Ex Liggett Collection.

The son of Odenathus, the ruler of the rich eastern trade center Palmyra, and his wife Zenobia, Vabalathus was declared king following the murder of his father in AD 267. Since he was still in his minority, Zenobia took over as regent, using the position and the confusion following the death of Gallienus to establish her position between Rome and Persia and expand Palmyrene power. In late AD 270, Zenobia sent the Palmyran army to secure control of greater Syria and Egypt, bringing the mints of Antioch and Alexandria under her control. Coins were struck depicting Vabalathus, with the titles Vir Clarissimus, Rex, Imperator, Dux Romanorum, paired with the current Emperor Aurelian, who was styled Imperator Caesar Augustus.

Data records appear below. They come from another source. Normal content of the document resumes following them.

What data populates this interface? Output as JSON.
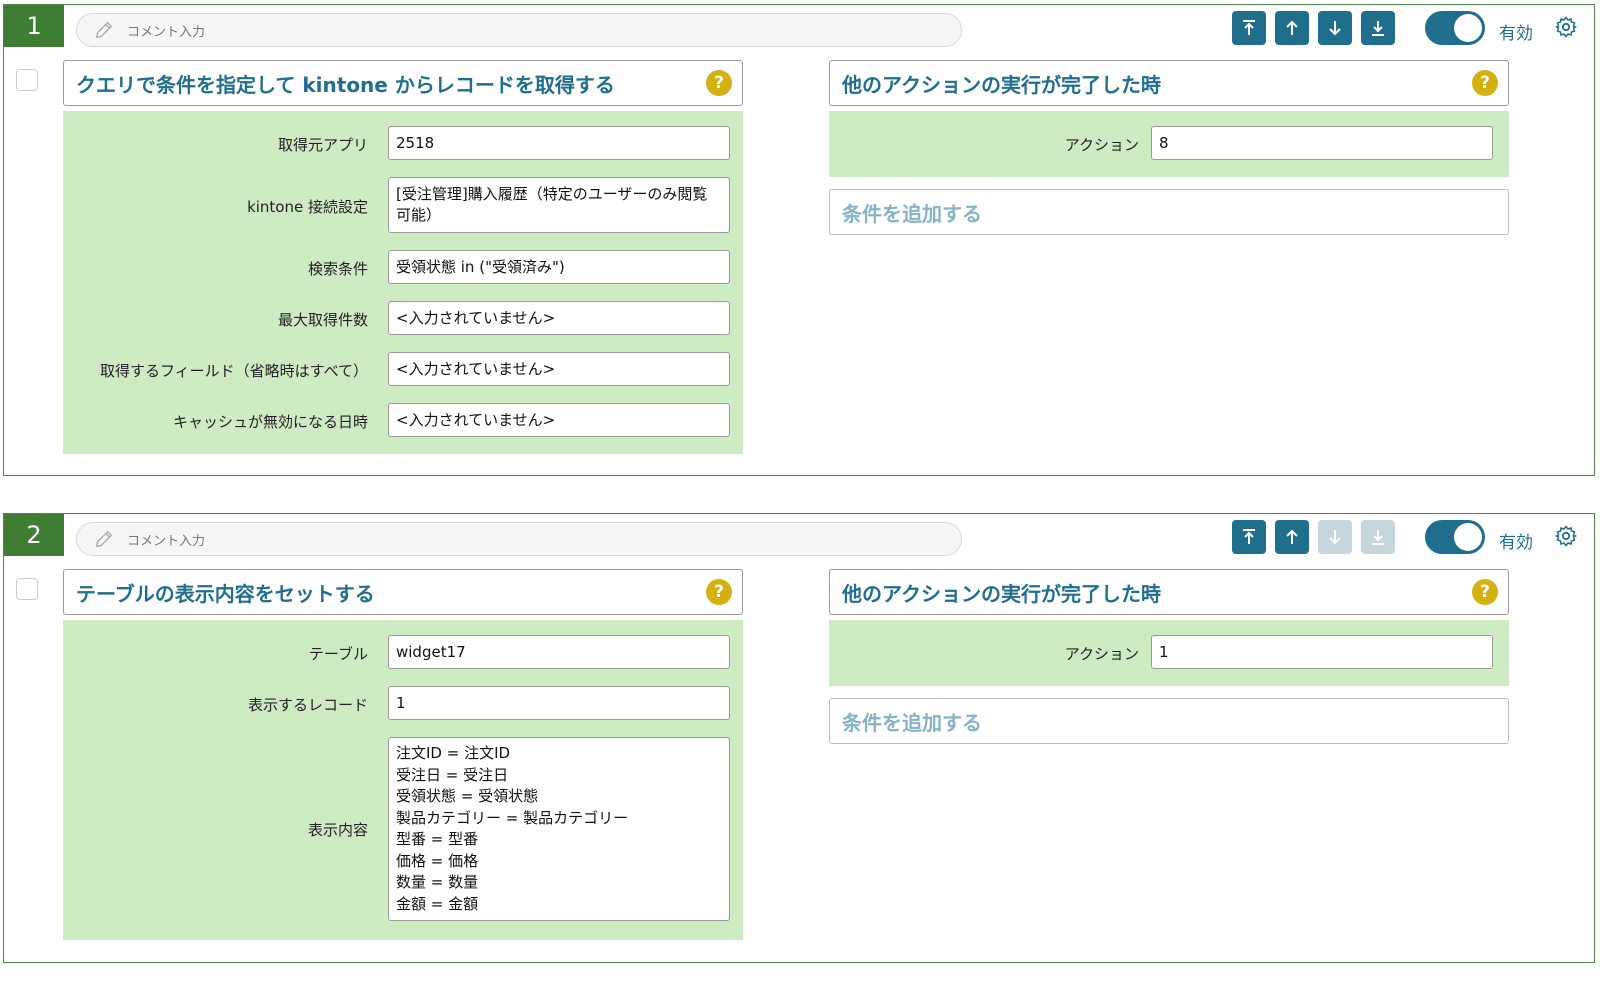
{
  "cards": [
    {
      "number": "1",
      "comment_placeholder": "コメント入力",
      "status_label": "有効",
      "action": {
        "title": "クエリで条件を指定して kintone からレコードを取得する",
        "fields": [
          {
            "label": "取得元アプリ",
            "value": "2518"
          },
          {
            "label": "kintone 接続設定",
            "value": "[受注管理]購入履歴（特定のユーザーのみ閲覧可能）"
          },
          {
            "label": "検索条件",
            "value": "受領状態 in (\"受領済み\")"
          },
          {
            "label": "最大取得件数",
            "value": "<入力されていません>"
          },
          {
            "label": "取得するフィールド（省略時はすべて）",
            "value": "<入力されていません>"
          },
          {
            "label": "キャッシュが無効になる日時",
            "value": "<入力されていません>"
          }
        ]
      },
      "trigger": {
        "title": "他のアクションの実行が完了した時",
        "field_label": "アクション",
        "field_value": "8",
        "add_condition_label": "条件を追加する"
      },
      "move_down_enabled": true
    },
    {
      "number": "2",
      "comment_placeholder": "コメント入力",
      "status_label": "有効",
      "action": {
        "title": "テーブルの表示内容をセットする",
        "fields": [
          {
            "label": "テーブル",
            "value": "widget17"
          },
          {
            "label": "表示するレコード",
            "value": "1"
          },
          {
            "label": "表示内容",
            "value": "注文ID = 注文ID\n受注日 = 受注日\n受領状態 = 受領状態\n製品カテゴリー = 製品カテゴリー\n型番 = 型番\n価格 = 価格\n数量 = 数量\n金額 = 金額"
          }
        ]
      },
      "trigger": {
        "title": "他のアクションの実行が完了した時",
        "field_label": "アクション",
        "field_value": "1",
        "add_condition_label": "条件を追加する"
      },
      "move_down_enabled": false
    }
  ],
  "icons": {
    "comment": "pencil-icon",
    "move_top": "arrow-to-top-icon",
    "move_up": "arrow-up-icon",
    "move_down": "arrow-down-icon",
    "move_bottom": "arrow-to-bottom-icon",
    "settings": "gear-icon",
    "help": "help-icon"
  },
  "colors": {
    "accent": "#1f6e8c",
    "card_number_bg": "#3f7d35",
    "field_area_bg": "#cfebc3",
    "help_badge": "#d4b010"
  }
}
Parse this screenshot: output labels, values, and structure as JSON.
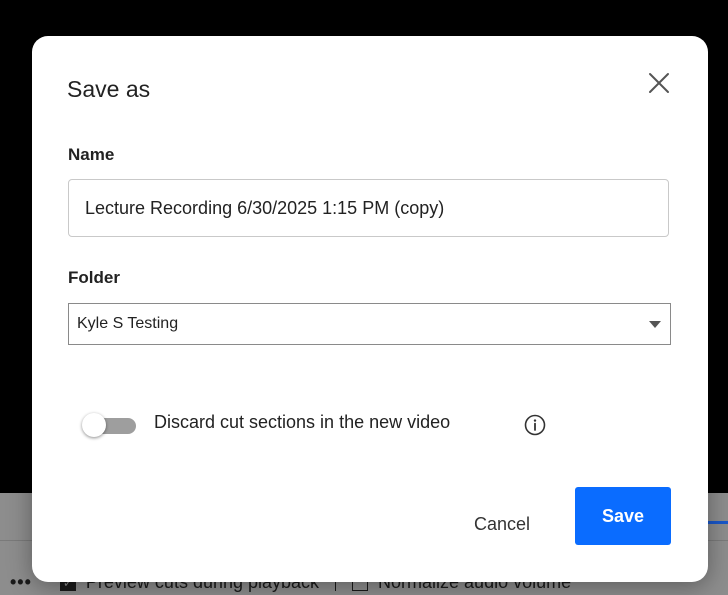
{
  "dialog": {
    "title": "Save as",
    "name_label": "Name",
    "name_value": "Lecture Recording 6/30/2025 1:15 PM (copy)",
    "folder_label": "Folder",
    "folder_value": "Kyle S Testing",
    "discard_toggle": {
      "label": "Discard cut sections in the new video",
      "on": false
    },
    "cancel_label": "Cancel",
    "save_label": "Save",
    "accent_color": "#0a6cff"
  },
  "background": {
    "dots": "•••",
    "preview_cuts_label": "Preview cuts during playback",
    "preview_cuts_checked": true,
    "normalize_audio_label": "Normalize audio volume",
    "normalize_audio_checked": false
  },
  "icons": [
    "close-icon",
    "info-icon",
    "chevron-down-icon",
    "checkmark-icon",
    "more-icon"
  ]
}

It is uncertain whether Aurelian ever granted the tacit recognition this coinage implies, but by AD 272 he had clearly decided to suppress the Palmyran regime and launched a campaign. Palmyra was sacked and both Zenobia and Vabalathus were captured as they tried to make their way to Persia. The two were to be brought to Rome and be paraded in Aurelian’s triumph in AD 274, but apparently only Zenobia survived the journey. According to later tradition, Aurelian, impressed by her beauty and dignity, later freed her, and granted her a villa in Tibur, where she spent the rest of her life.